**What the exercise asks**
Please repeat the entries below exactly as written, leaving out any images.

Source material START

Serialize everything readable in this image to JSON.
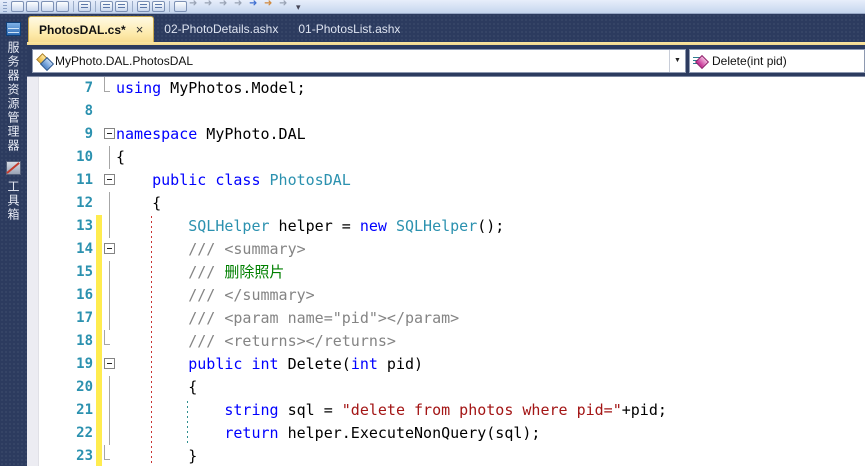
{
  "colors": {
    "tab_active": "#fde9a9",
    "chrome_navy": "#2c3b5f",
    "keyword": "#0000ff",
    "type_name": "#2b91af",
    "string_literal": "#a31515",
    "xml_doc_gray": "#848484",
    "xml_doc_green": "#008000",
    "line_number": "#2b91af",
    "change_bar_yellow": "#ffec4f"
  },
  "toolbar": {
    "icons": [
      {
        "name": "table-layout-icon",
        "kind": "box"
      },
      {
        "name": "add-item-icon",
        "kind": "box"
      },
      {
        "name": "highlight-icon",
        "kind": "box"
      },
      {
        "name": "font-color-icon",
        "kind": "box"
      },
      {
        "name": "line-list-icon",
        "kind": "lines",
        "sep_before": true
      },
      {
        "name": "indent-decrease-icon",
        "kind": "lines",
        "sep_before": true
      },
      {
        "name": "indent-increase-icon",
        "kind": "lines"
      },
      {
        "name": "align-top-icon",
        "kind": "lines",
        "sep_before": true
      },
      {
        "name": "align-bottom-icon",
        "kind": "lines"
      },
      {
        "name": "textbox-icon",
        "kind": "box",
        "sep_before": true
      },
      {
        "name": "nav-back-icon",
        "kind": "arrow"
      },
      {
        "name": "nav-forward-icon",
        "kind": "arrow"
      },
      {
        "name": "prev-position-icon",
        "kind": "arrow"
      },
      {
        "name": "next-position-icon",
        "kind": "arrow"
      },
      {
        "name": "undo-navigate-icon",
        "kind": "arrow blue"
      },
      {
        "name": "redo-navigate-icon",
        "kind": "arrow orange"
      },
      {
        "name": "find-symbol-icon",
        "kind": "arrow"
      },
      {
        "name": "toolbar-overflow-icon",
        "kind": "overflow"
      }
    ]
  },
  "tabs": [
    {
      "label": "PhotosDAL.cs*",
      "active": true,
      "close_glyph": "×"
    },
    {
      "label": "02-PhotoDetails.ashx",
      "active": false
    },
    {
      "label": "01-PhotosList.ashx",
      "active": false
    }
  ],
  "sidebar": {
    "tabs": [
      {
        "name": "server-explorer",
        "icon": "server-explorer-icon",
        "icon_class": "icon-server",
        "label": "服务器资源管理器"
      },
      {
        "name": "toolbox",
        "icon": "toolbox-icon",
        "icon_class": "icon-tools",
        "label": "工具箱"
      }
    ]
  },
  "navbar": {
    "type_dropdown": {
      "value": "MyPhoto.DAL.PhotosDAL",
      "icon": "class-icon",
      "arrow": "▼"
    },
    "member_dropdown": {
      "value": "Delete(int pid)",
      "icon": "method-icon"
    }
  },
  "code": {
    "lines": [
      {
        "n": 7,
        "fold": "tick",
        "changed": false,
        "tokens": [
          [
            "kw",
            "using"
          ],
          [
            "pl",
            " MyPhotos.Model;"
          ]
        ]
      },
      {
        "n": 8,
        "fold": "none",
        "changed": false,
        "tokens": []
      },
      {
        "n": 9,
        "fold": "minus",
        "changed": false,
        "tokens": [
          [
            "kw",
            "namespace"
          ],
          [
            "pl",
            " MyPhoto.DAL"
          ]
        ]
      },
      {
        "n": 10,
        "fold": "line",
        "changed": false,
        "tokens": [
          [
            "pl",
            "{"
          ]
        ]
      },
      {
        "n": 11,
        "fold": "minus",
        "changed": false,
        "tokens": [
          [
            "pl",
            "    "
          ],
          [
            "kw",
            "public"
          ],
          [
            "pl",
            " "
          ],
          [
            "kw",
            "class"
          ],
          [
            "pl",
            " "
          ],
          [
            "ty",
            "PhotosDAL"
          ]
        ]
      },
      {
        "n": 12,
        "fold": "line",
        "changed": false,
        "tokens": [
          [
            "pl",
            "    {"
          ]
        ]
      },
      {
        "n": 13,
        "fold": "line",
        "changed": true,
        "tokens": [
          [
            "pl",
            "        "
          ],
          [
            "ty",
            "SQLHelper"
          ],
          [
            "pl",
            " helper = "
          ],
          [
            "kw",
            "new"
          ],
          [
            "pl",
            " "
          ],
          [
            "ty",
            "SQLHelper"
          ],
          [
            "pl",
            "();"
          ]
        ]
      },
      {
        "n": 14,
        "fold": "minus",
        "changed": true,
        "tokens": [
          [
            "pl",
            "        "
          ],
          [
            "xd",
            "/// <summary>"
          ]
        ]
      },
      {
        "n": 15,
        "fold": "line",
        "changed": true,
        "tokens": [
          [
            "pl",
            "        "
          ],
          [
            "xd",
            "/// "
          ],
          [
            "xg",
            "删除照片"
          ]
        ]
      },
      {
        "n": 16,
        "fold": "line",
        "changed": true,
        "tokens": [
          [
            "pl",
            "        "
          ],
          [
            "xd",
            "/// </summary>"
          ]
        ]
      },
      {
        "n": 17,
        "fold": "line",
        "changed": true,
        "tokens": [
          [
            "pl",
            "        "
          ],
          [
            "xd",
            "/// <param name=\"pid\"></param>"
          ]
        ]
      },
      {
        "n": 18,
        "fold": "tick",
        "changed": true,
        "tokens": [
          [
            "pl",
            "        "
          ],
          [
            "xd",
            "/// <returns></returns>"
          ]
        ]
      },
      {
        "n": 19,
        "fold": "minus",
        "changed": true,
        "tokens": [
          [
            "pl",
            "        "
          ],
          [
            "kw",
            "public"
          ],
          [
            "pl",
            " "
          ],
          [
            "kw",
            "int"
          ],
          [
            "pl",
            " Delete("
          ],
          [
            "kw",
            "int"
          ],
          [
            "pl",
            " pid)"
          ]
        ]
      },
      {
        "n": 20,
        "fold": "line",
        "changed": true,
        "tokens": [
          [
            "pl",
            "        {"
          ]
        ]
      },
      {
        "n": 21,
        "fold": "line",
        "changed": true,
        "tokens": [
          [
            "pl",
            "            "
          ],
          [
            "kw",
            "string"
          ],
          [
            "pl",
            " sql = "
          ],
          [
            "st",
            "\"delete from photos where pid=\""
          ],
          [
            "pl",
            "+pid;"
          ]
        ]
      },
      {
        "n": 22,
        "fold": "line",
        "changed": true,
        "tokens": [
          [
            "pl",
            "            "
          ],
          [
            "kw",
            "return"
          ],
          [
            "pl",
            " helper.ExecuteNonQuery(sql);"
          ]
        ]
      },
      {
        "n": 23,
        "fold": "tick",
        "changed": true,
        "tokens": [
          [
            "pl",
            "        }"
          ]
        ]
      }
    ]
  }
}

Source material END

**Answer**
Serialize everything readable in this image to JSON.
{
  "colors": {
    "tab_active": "#fde9a9",
    "chrome_navy": "#2c3b5f",
    "keyword": "#0000ff",
    "type_name": "#2b91af",
    "string_literal": "#a31515",
    "xml_doc_gray": "#848484",
    "xml_doc_green": "#008000",
    "line_number": "#2b91af",
    "change_bar_yellow": "#ffec4f"
  },
  "toolbar": {
    "icons": [
      {
        "name": "table-layout-icon",
        "kind": "box"
      },
      {
        "name": "add-item-icon",
        "kind": "box"
      },
      {
        "name": "highlight-icon",
        "kind": "box"
      },
      {
        "name": "font-color-icon",
        "kind": "box"
      },
      {
        "name": "line-list-icon",
        "kind": "lines",
        "sep_before": true
      },
      {
        "name": "indent-decrease-icon",
        "kind": "lines",
        "sep_before": true
      },
      {
        "name": "indent-increase-icon",
        "kind": "lines"
      },
      {
        "name": "align-top-icon",
        "kind": "lines",
        "sep_before": true
      },
      {
        "name": "align-bottom-icon",
        "kind": "lines"
      },
      {
        "name": "textbox-icon",
        "kind": "box",
        "sep_before": true
      },
      {
        "name": "nav-back-icon",
        "kind": "arrow"
      },
      {
        "name": "nav-forward-icon",
        "kind": "arrow"
      },
      {
        "name": "prev-position-icon",
        "kind": "arrow"
      },
      {
        "name": "next-position-icon",
        "kind": "arrow"
      },
      {
        "name": "undo-navigate-icon",
        "kind": "arrow blue"
      },
      {
        "name": "redo-navigate-icon",
        "kind": "arrow orange"
      },
      {
        "name": "find-symbol-icon",
        "kind": "arrow"
      },
      {
        "name": "toolbar-overflow-icon",
        "kind": "overflow"
      }
    ]
  },
  "tabs": [
    {
      "label": "PhotosDAL.cs*",
      "active": true,
      "close_glyph": "×"
    },
    {
      "label": "02-PhotoDetails.ashx",
      "active": false
    },
    {
      "label": "01-PhotosList.ashx",
      "active": false
    }
  ],
  "sidebar": {
    "tabs": [
      {
        "name": "server-explorer",
        "icon": "server-explorer-icon",
        "icon_class": "icon-server",
        "label": "服务器资源管理器"
      },
      {
        "name": "toolbox",
        "icon": "toolbox-icon",
        "icon_class": "icon-tools",
        "label": "工具箱"
      }
    ]
  },
  "navbar": {
    "type_dropdown": {
      "value": "MyPhoto.DAL.PhotosDAL",
      "icon": "class-icon",
      "arrow": "▼"
    },
    "member_dropdown": {
      "value": "Delete(int pid)",
      "icon": "method-icon"
    }
  },
  "code": {
    "lines": [
      {
        "n": 7,
        "fold": "tick",
        "changed": false,
        "tokens": [
          [
            "kw",
            "using"
          ],
          [
            "pl",
            " MyPhotos.Model;"
          ]
        ]
      },
      {
        "n": 8,
        "fold": "none",
        "changed": false,
        "tokens": []
      },
      {
        "n": 9,
        "fold": "minus",
        "changed": false,
        "tokens": [
          [
            "kw",
            "namespace"
          ],
          [
            "pl",
            " MyPhoto.DAL"
          ]
        ]
      },
      {
        "n": 10,
        "fold": "line",
        "changed": false,
        "tokens": [
          [
            "pl",
            "{"
          ]
        ]
      },
      {
        "n": 11,
        "fold": "minus",
        "changed": false,
        "tokens": [
          [
            "pl",
            "    "
          ],
          [
            "kw",
            "public"
          ],
          [
            "pl",
            " "
          ],
          [
            "kw",
            "class"
          ],
          [
            "pl",
            " "
          ],
          [
            "ty",
            "PhotosDAL"
          ]
        ]
      },
      {
        "n": 12,
        "fold": "line",
        "changed": false,
        "tokens": [
          [
            "pl",
            "    {"
          ]
        ]
      },
      {
        "n": 13,
        "fold": "line",
        "changed": true,
        "tokens": [
          [
            "pl",
            "        "
          ],
          [
            "ty",
            "SQLHelper"
          ],
          [
            "pl",
            " helper = "
          ],
          [
            "kw",
            "new"
          ],
          [
            "pl",
            " "
          ],
          [
            "ty",
            "SQLHelper"
          ],
          [
            "pl",
            "();"
          ]
        ]
      },
      {
        "n": 14,
        "fold": "minus",
        "changed": true,
        "tokens": [
          [
            "pl",
            "        "
          ],
          [
            "xd",
            "/// <summary>"
          ]
        ]
      },
      {
        "n": 15,
        "fold": "line",
        "changed": true,
        "tokens": [
          [
            "pl",
            "        "
          ],
          [
            "xd",
            "/// "
          ],
          [
            "xg",
            "删除照片"
          ]
        ]
      },
      {
        "n": 16,
        "fold": "line",
        "changed": true,
        "tokens": [
          [
            "pl",
            "        "
          ],
          [
            "xd",
            "/// </summary>"
          ]
        ]
      },
      {
        "n": 17,
        "fold": "line",
        "changed": true,
        "tokens": [
          [
            "pl",
            "        "
          ],
          [
            "xd",
            "/// <param name=\"pid\"></param>"
          ]
        ]
      },
      {
        "n": 18,
        "fold": "tick",
        "changed": true,
        "tokens": [
          [
            "pl",
            "        "
          ],
          [
            "xd",
            "/// <returns></returns>"
          ]
        ]
      },
      {
        "n": 19,
        "fold": "minus",
        "changed": true,
        "tokens": [
          [
            "pl",
            "        "
          ],
          [
            "kw",
            "public"
          ],
          [
            "pl",
            " "
          ],
          [
            "kw",
            "int"
          ],
          [
            "pl",
            " Delete("
          ],
          [
            "kw",
            "int"
          ],
          [
            "pl",
            " pid)"
          ]
        ]
      },
      {
        "n": 20,
        "fold": "line",
        "changed": true,
        "tokens": [
          [
            "pl",
            "        {"
          ]
        ]
      },
      {
        "n": 21,
        "fold": "line",
        "changed": true,
        "tokens": [
          [
            "pl",
            "            "
          ],
          [
            "kw",
            "string"
          ],
          [
            "pl",
            " sql = "
          ],
          [
            "st",
            "\"delete from photos where pid=\""
          ],
          [
            "pl",
            "+pid;"
          ]
        ]
      },
      {
        "n": 22,
        "fold": "line",
        "changed": true,
        "tokens": [
          [
            "pl",
            "            "
          ],
          [
            "kw",
            "return"
          ],
          [
            "pl",
            " helper.ExecuteNonQuery(sql);"
          ]
        ]
      },
      {
        "n": 23,
        "fold": "tick",
        "changed": true,
        "tokens": [
          [
            "pl",
            "        }"
          ]
        ]
      }
    ]
  }
}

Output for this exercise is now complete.